The recently introduced Biochar Research Network Act would establish a national network of up to 20 research centers to expand the production and use of biochar to improve soils and accelerate natural climate solutions. The work of the proposed research centers would focus on improving crop yields and soil health, assessing carbon sequestration potential, and creating cost-effective and practical models for sustainable production of biochar across the country.
Why is Biochar Important?
The use of biochar is an ancient practice that offers solutions to various modern problems.
It’s made from superheating biomass in the absence of oxygen – a process called pyrolysis. This converts the biomass into a stable form or carbon that is highly porous and absorptive. It can enhance soil structure and the microbial ecosystem that plants need to access nutrients in the soil. It has been documented to increase crop yields significantly and is particularly beneficial in soils with low organic matter.

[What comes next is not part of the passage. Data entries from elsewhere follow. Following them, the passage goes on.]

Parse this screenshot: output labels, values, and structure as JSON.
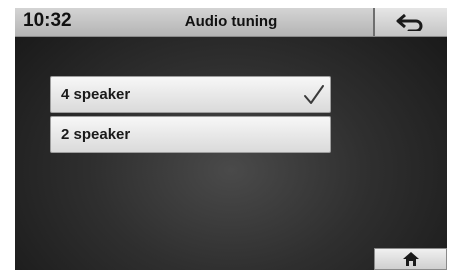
{
  "header": {
    "time": "10:32",
    "title": "Audio tuning",
    "back_icon": "back-arrow-icon"
  },
  "options": [
    {
      "label": "4 speaker",
      "selected": true
    },
    {
      "label": "2 speaker",
      "selected": false
    }
  ],
  "footer": {
    "home_icon": "home-icon"
  }
}
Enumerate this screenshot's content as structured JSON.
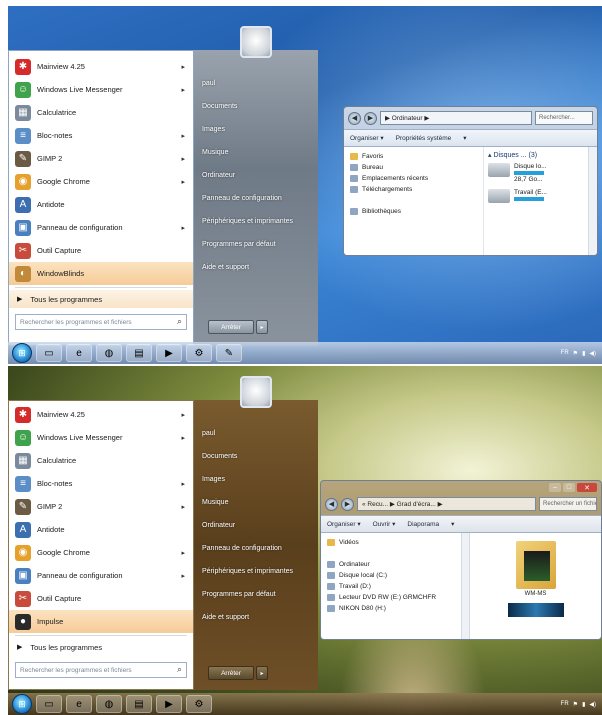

Biochar contains about half of the carbon and one-third of the mass of the original biomass feedstock, making it ideal for sequestering carbon back into the soil as a natural climate solution. The surplus energy produced from the biomass during its conversion to biochar also can be used to offset the use of fossil fuels for heat or power.
Used as an animal feed supplement, biochar can promote digestive health and animal growth. It can filter harmful toxins and nutrients leaching from manure lagoons into local waterways, helping farmers improve manure management while also creating a valuable inoculated biochar-manure mix ready for field application or composting.
We Need Advanced Biochar Research
Despite a recent surge of interest in biochar, there is much we still don’t understand about optimizing its use, scaling the production of sustainable and high quality products, and calculating its benefits. Further research is needed for how biochar can be used to improve perennial crops and forest health. Arthur’s Point Farm is leading a three-year study with surrounding farmers into the use of biochar in agroforestry, thanks to a grant from the USDA’s Sustainable Agriculture Research and Education (SARE) Program.
We need many more practical research projects looking into different feedstocks, production processes, soils and crops systems.
This is why the proposed Biochar Research Network Act is so timely and important.
Let your Senators and Representative know how you feel.